This post comes from guest blogger, Carolyn Browder, a masters degree candidate at Peabody College, Vanderbilt University:
The parents say they are not staging the boycott for a specific political purpose or targeting any administrators. Rather, they are trying to advocate for parent involvement in the local schools. Many of the parents participating in the Brooklyn boycott are considered low-income, and advocates say this is an excellent way for low-income parents to be more active decision makers in their children's education. Parents are observing the negative effect the testing environment can often have on a child, and they are seizing the opportunity to not only improve conditions for their children but for teachers as well.
Here's the problem: many school districts cannot send children into the next grade without standardized testing evidence supporting the child's academic proficiency at grade level. One parent quoted in the article recalls that when her son abstained from standardized testing, his teacher gave her endorsement to have the child moved into the next grade, but it was not until they received approval from the superintendent that the child was allowed to proceed in his education without test scores in his portfolio. It takes a brave parent to create these hurdles for their child in a system that is perpetually too bogged down to individually approve every student at the superintendent's level. What if, however, testing abstinence becomes a trend? If enough parents swamp the system with appeals for grade progression will the teacher's consent to allow the child to more forward become substantial approval?

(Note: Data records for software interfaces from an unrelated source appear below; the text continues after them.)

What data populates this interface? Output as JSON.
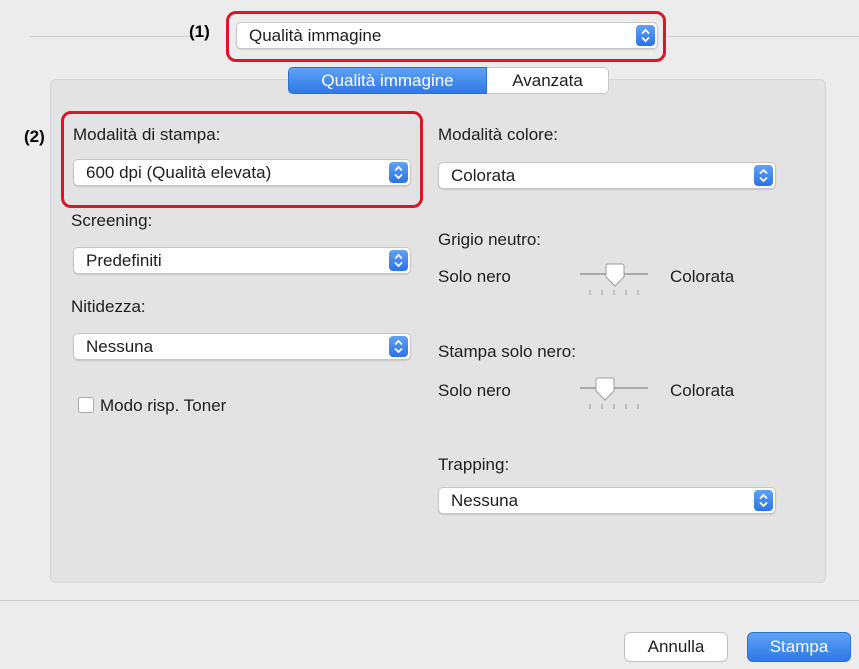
{
  "callouts": {
    "one": "(1)",
    "two": "(2)"
  },
  "top_popup": {
    "value": "Qualità immagine"
  },
  "tabs": [
    {
      "label": "Qualità immagine",
      "active": true
    },
    {
      "label": "Avanzata",
      "active": false
    }
  ],
  "left": {
    "print_mode": {
      "label": "Modalità di stampa:",
      "value": "600 dpi (Qualità elevata)"
    },
    "screening": {
      "label": "Screening:",
      "value": "Predefiniti"
    },
    "sharpness": {
      "label": "Nitidezza:",
      "value": "Nessuna"
    },
    "toner_save": {
      "label": "Modo risp. Toner",
      "checked": false
    }
  },
  "right": {
    "color_mode": {
      "label": "Modalità colore:",
      "value": "Colorata"
    },
    "neutral_gray": {
      "label": "Grigio neutro:",
      "min_label": "Solo nero",
      "max_label": "Colorata"
    },
    "black_only": {
      "label": "Stampa solo nero:",
      "min_label": "Solo nero",
      "max_label": "Colorata"
    },
    "trapping": {
      "label": "Trapping:",
      "value": "Nessuna"
    }
  },
  "buttons": {
    "cancel": "Annulla",
    "print": "Stampa"
  },
  "colors": {
    "accent": "#2f78e6",
    "callout": "#d7182a",
    "background": "#ececec"
  }
}
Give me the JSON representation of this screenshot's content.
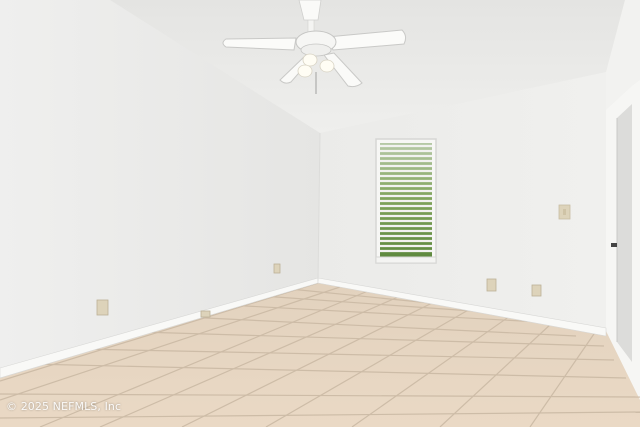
{
  "photo": {
    "watermark": "© 2025 NEFMLS, Inc"
  },
  "colors": {
    "ceiling": "#ececea",
    "left_wall": "#ececeb",
    "back_wall": "#eeeeec",
    "right_wall": "#f1f1ef",
    "floor_tile": "#e6d6c2",
    "grout": "#cdbca7",
    "baseboard": "#f8f8f6",
    "window_greenery": "#7fa35a",
    "outlet": "#d9cfb6"
  },
  "icons": {
    "ceiling_fan": "ceiling-fan-icon",
    "window": "window-blinds-icon",
    "light_switch": "light-switch-icon",
    "outlet": "power-outlet-icon"
  }
}
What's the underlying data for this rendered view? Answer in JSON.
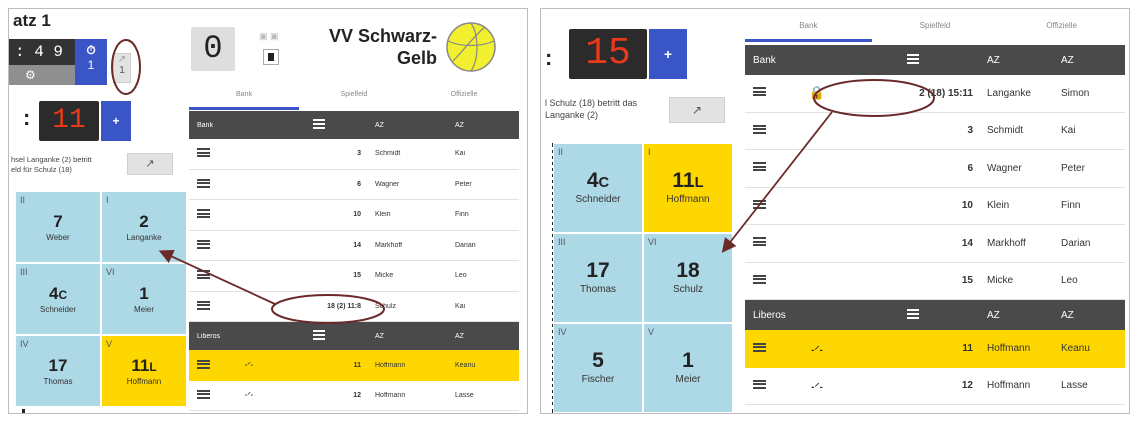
{
  "left": {
    "set_title": "atz 1",
    "timer": ": 4 9",
    "timeout_badge": "1",
    "sub_badge": "1",
    "team_score": "0",
    "team_name_line1": "VV Schwarz-",
    "team_name_line2": "Gelb",
    "score_other": "11",
    "plus": "+",
    "sub_message_line1": "hsel Langanke (2) betritt",
    "sub_message_line2": "eld für Schulz (18)",
    "court": [
      {
        "roman": "II",
        "num": "7",
        "sub": "",
        "name": "Weber"
      },
      {
        "roman": "I",
        "num": "2",
        "sub": "",
        "name": "Langanke"
      },
      {
        "roman": "III",
        "num": "4",
        "sub": "C",
        "name": "Schneider"
      },
      {
        "roman": "VI",
        "num": "1",
        "sub": "",
        "name": "Meier"
      },
      {
        "roman": "IV",
        "num": "17",
        "sub": "",
        "name": "Thomas"
      },
      {
        "roman": "V",
        "num": "11",
        "sub": "L",
        "name": "Hoffmann"
      }
    ],
    "tabs": [
      "Bank",
      "Spielfeld",
      "Offizielle"
    ],
    "bank_header": {
      "label": "Bank",
      "c2": "AZ",
      "c3": "AZ"
    },
    "bank_rows": [
      {
        "num": "3",
        "last": "Schmidt",
        "first": "Kai"
      },
      {
        "num": "6",
        "last": "Wagner",
        "first": "Peter"
      },
      {
        "num": "10",
        "last": "Klein",
        "first": "Finn"
      },
      {
        "num": "14",
        "last": "Markhoff",
        "first": "Darian"
      },
      {
        "num": "15",
        "last": "Micke",
        "first": "Leo"
      },
      {
        "num": "18 (2) 11:8",
        "last": "Schulz",
        "first": "Kai"
      }
    ],
    "libero_header": {
      "label": "Liberos",
      "c2": "AZ",
      "c3": "AZ"
    },
    "libero_rows": [
      {
        "num": "11",
        "last": "Hoffmann",
        "first": "Keanu"
      },
      {
        "num": "12",
        "last": "Hoffmann",
        "first": "Lasse"
      }
    ]
  },
  "right": {
    "score": "15",
    "plus": "+",
    "sub_message_line1": "l Schulz (18) betritt das",
    "sub_message_line2": "Langanke (2)",
    "tabs": [
      "Bank",
      "Spielfeld",
      "Offizielle"
    ],
    "bank_header": {
      "label": "Bank",
      "c2": "AZ",
      "c3": "AZ"
    },
    "bank_rows": [
      {
        "num": "2 (18) 15:11",
        "last": "Langanke",
        "first": "Simon",
        "locked": true
      },
      {
        "num": "3",
        "last": "Schmidt",
        "first": "Kai"
      },
      {
        "num": "6",
        "last": "Wagner",
        "first": "Peter"
      },
      {
        "num": "10",
        "last": "Klein",
        "first": "Finn"
      },
      {
        "num": "14",
        "last": "Markhoff",
        "first": "Darian"
      },
      {
        "num": "15",
        "last": "Micke",
        "first": "Leo"
      }
    ],
    "libero_header": {
      "label": "Liberos",
      "c2": "AZ",
      "c3": "AZ"
    },
    "libero_rows": [
      {
        "num": "11",
        "last": "Hoffmann",
        "first": "Keanu"
      },
      {
        "num": "12",
        "last": "Hoffmann",
        "first": "Lasse"
      }
    ],
    "court": [
      {
        "roman": "II",
        "num": "4",
        "sub": "C",
        "name": "Schneider"
      },
      {
        "roman": "I",
        "num": "11",
        "sub": "L",
        "name": "Hoffmann"
      },
      {
        "roman": "III",
        "num": "17",
        "sub": "",
        "name": "Thomas"
      },
      {
        "roman": "VI",
        "num": "18",
        "sub": "",
        "name": "Schulz"
      },
      {
        "roman": "IV",
        "num": "5",
        "sub": "",
        "name": "Fischer"
      },
      {
        "roman": "V",
        "num": "1",
        "sub": "",
        "name": "Meier"
      }
    ]
  },
  "colors": {
    "court": "#add8e6",
    "libero": "#ffd700",
    "accent": "#3a56c6",
    "score": "#e83a1a",
    "annotation": "#6b2a2a"
  }
}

I struggle to imagine myself placing my child in a situation where he or she could be disadvantaged on the day to day as a result of my own ideological pursuits, but it seems as though real change cannot be made until someone throws a wrench in the system. If these parents are correct in their assumption that more low-income parents in these areas combating standardized testing will take on greater responsibility as advocates against the system, perhaps adjustments will be made and students and teacher evaluation reform will result. Now advocates for evaluation reform must cross their fingers and hope more parents will be willing to take the risk.